**Work request**
Every entry must appear in the answer exactly as written.
---------- Records supplied ----------
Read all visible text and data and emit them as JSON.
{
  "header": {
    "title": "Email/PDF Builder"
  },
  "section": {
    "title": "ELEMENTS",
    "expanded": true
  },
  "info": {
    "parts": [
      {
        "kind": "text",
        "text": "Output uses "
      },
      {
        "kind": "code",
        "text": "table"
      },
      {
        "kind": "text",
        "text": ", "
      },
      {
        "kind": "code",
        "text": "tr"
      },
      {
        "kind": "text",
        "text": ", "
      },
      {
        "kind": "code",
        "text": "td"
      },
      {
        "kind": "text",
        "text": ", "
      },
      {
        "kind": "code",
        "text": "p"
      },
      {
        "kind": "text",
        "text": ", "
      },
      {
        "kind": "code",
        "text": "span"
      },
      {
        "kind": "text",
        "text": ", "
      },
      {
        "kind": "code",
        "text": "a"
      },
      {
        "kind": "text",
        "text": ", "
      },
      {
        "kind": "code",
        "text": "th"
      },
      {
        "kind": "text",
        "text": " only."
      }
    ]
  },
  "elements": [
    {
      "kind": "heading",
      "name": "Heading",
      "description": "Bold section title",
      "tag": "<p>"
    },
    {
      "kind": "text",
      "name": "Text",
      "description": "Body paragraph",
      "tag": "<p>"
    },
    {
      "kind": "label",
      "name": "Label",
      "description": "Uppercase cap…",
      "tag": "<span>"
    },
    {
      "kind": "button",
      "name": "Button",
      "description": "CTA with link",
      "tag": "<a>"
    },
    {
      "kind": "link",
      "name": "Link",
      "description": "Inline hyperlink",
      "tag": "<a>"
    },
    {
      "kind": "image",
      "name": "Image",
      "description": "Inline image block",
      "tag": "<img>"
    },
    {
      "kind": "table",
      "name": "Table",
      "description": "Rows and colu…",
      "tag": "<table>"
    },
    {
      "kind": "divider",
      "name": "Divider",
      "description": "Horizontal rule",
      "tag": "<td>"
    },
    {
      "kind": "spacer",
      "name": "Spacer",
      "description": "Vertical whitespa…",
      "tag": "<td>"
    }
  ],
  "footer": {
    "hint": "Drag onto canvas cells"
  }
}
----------
**Solution to the problem**
Read all visible text and data and emit them as JSON.
{
  "header": {
    "title": "Email/PDF Builder"
  },
  "section": {
    "title": "ELEMENTS",
    "expanded": true
  },
  "info": {
    "parts": [
      {
        "kind": "text",
        "text": "Output uses "
      },
      {
        "kind": "code",
        "text": "table"
      },
      {
        "kind": "text",
        "text": ", "
      },
      {
        "kind": "code",
        "text": "tr"
      },
      {
        "kind": "text",
        "text": ", "
      },
      {
        "kind": "code",
        "text": "td"
      },
      {
        "kind": "text",
        "text": ", "
      },
      {
        "kind": "code",
        "text": "p"
      },
      {
        "kind": "text",
        "text": ", "
      },
      {
        "kind": "code",
        "text": "span"
      },
      {
        "kind": "text",
        "text": ", "
      },
      {
        "kind": "code",
        "text": "a"
      },
      {
        "kind": "text",
        "text": ", "
      },
      {
        "kind": "code",
        "text": "th"
      },
      {
        "kind": "text",
        "text": " only."
      }
    ]
  },
  "elements": [
    {
      "kind": "heading",
      "name": "Heading",
      "description": "Bold section title",
      "tag": "<p>"
    },
    {
      "kind": "text",
      "name": "Text",
      "description": "Body paragraph",
      "tag": "<p>"
    },
    {
      "kind": "label",
      "name": "Label",
      "description": "Uppercase cap…",
      "tag": "<span>"
    },
    {
      "kind": "button",
      "name": "Button",
      "description": "CTA with link",
      "tag": "<a>"
    },
    {
      "kind": "link",
      "name": "Link",
      "description": "Inline hyperlink",
      "tag": "<a>"
    },
    {
      "kind": "image",
      "name": "Image",
      "description": "Inline image block",
      "tag": "<img>"
    },
    {
      "kind": "table",
      "name": "Table",
      "description": "Rows and colu…",
      "tag": "<table>"
    },
    {
      "kind": "divider",
      "name": "Divider",
      "description": "Horizontal rule",
      "tag": "<td>"
    },
    {
      "kind": "spacer",
      "name": "Spacer",
      "description": "Vertical whitespa…",
      "tag": "<td>"
    }
  ],
  "footer": {
    "hint": "Drag onto canvas cells"
  }
}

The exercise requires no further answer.